  1. Very nice article. Where can I get my hands on this herb?

  2. Hi Linda. Thank you for your comment. Chang Shan is extremely difficult to find at the moment. However, Chang Shan is the root of the Blue evergreen hydrangea. Maybe you could find the plant easily. I do know of some people who have used it topically for Psoriasis and Dermatomyositis with positive results. Although this herb has been used for thousands of years it is still undergoing clinical trials in the US and has not been given FDA approval so I still would not advise you to use it at this stage. There are no reported adverse effects from taking chang shan but this may change with time. I suggest you still use your normal medication until Halofuginone has been FDA approved.

  3. Thanks for sharing, this is a fantastic post.Thanks Again. Really Great.

  4. I am a 72 yr. old, physically fit, person who is being treated for 2 autoimmune diseases with horrible cancer drugs. I am an organic, herb type person and looking for alternatives such as this. If it has been used for 2,000 years I am not afraid to try it. Once I get my acid/alkaline balance back (by using alfalfa, Korean bamboo salt & arrowroot powder) I’ll get off this drug and try it. I can’t thank you enough.
    Probiotics (to reverse some of the damage to the gastrointestinal tract which is said to be the ROOT cause of all these a.i. diseases) will also be worked on too. MD’s have no clue as to root causes.
    I’ve been online for nearly 30 yrs. and Thank the Creator of the Universes for it….and thank you profusely.

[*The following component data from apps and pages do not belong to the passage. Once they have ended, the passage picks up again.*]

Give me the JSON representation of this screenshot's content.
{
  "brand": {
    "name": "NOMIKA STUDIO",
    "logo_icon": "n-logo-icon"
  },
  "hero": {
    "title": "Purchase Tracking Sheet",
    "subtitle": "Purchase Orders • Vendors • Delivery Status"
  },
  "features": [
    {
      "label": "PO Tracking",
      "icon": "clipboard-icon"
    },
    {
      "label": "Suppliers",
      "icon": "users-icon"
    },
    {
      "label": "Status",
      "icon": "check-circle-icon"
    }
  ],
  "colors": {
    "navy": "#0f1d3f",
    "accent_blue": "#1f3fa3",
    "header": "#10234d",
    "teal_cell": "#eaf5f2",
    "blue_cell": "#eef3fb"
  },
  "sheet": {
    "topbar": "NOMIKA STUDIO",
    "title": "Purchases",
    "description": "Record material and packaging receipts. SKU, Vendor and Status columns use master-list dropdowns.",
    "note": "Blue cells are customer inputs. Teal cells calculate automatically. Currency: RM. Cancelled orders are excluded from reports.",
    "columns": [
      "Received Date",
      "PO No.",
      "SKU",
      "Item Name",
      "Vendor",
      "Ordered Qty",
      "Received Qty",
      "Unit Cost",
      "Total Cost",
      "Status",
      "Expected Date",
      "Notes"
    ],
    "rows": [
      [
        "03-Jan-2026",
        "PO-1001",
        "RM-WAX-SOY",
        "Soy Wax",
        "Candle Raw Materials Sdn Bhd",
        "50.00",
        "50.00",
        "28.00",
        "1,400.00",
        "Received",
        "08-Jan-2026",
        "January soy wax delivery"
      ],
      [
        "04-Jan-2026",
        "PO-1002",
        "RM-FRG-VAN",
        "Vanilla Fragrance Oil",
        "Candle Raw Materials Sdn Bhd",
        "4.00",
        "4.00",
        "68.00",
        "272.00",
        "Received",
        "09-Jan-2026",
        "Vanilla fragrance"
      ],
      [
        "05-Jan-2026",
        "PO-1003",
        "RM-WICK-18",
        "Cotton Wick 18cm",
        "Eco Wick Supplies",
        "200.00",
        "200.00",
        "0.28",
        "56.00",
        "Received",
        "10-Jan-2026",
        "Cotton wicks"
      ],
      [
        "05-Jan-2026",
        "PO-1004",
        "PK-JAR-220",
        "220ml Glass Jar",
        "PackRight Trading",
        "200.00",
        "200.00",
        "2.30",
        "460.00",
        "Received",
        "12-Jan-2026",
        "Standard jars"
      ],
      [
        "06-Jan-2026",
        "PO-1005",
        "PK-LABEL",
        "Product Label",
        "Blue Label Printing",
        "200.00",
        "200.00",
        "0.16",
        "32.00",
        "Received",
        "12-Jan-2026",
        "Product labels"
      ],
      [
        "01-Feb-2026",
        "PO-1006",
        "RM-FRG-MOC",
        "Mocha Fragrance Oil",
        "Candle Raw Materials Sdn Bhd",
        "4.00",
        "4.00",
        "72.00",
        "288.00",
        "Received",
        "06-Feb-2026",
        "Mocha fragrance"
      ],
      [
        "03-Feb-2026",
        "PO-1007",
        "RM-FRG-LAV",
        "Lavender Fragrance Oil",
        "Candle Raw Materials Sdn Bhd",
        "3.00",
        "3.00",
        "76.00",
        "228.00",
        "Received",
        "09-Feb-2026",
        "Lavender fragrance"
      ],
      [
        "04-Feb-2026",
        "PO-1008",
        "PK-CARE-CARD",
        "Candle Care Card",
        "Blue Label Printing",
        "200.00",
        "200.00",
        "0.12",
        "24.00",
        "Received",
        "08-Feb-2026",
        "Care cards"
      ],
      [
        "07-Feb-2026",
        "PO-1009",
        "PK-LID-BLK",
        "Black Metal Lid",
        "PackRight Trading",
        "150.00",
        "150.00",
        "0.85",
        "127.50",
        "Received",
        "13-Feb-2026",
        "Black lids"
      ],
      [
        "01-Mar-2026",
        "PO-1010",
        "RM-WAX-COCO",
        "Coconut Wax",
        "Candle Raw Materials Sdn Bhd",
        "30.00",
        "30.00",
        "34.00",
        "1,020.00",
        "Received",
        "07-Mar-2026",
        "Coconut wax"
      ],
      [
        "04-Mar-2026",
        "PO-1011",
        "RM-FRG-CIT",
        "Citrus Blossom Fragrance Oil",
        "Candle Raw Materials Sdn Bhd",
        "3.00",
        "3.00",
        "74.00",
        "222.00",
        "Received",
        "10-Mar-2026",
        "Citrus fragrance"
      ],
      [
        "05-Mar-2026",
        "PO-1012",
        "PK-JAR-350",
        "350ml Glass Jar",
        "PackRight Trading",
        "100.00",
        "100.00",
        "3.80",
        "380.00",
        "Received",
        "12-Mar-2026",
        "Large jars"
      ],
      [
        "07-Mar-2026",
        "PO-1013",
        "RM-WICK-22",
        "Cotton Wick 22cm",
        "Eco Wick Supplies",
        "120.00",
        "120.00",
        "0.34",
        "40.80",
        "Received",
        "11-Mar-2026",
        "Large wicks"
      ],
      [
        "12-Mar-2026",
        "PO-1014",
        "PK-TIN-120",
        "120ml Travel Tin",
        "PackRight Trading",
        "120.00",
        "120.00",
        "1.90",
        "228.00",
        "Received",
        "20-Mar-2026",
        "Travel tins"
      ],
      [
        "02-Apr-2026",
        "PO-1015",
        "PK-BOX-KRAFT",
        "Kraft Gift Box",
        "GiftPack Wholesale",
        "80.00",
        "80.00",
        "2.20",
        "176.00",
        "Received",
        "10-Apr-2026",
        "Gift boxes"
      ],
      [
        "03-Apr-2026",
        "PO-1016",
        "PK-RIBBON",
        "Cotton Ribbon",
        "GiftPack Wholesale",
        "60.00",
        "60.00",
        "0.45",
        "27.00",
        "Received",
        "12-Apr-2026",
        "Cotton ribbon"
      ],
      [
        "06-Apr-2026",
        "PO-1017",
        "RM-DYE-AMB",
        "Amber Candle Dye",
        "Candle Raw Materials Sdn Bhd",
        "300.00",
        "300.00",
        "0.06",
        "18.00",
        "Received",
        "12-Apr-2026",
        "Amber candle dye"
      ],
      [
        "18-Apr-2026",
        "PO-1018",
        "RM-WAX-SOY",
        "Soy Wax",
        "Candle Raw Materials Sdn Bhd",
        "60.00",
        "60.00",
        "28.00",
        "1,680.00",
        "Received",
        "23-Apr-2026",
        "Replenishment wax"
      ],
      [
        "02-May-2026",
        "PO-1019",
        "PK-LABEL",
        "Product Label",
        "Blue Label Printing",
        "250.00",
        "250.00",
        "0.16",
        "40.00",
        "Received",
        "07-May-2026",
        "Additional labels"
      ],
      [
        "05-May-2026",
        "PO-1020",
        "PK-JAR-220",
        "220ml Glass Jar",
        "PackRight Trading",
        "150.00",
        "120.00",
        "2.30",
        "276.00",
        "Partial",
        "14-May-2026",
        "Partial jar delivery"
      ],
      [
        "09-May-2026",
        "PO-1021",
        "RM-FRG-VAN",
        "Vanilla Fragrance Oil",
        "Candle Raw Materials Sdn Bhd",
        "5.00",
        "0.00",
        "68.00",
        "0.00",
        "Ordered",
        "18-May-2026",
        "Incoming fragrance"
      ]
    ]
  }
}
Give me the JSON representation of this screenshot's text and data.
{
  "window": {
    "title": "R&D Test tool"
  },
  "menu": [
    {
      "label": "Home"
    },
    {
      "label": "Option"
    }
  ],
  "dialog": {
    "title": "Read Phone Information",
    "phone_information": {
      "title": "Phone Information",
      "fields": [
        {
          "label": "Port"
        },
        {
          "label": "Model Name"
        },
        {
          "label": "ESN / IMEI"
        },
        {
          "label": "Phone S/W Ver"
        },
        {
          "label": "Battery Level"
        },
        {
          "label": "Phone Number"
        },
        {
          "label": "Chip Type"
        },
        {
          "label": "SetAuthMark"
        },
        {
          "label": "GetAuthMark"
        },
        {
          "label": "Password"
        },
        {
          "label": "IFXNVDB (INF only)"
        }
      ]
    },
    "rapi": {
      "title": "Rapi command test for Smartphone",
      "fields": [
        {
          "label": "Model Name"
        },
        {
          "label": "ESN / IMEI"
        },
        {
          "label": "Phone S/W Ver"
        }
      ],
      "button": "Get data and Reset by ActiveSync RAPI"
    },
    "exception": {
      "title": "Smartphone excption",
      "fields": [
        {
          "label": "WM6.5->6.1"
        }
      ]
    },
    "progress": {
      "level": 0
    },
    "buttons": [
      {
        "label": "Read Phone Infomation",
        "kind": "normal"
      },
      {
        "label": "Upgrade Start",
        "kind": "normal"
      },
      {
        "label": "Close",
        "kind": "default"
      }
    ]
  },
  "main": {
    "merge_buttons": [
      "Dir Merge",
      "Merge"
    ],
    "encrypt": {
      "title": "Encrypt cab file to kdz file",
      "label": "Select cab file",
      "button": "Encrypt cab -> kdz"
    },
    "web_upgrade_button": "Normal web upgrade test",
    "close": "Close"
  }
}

Leave a Reply

Your email address will not be published.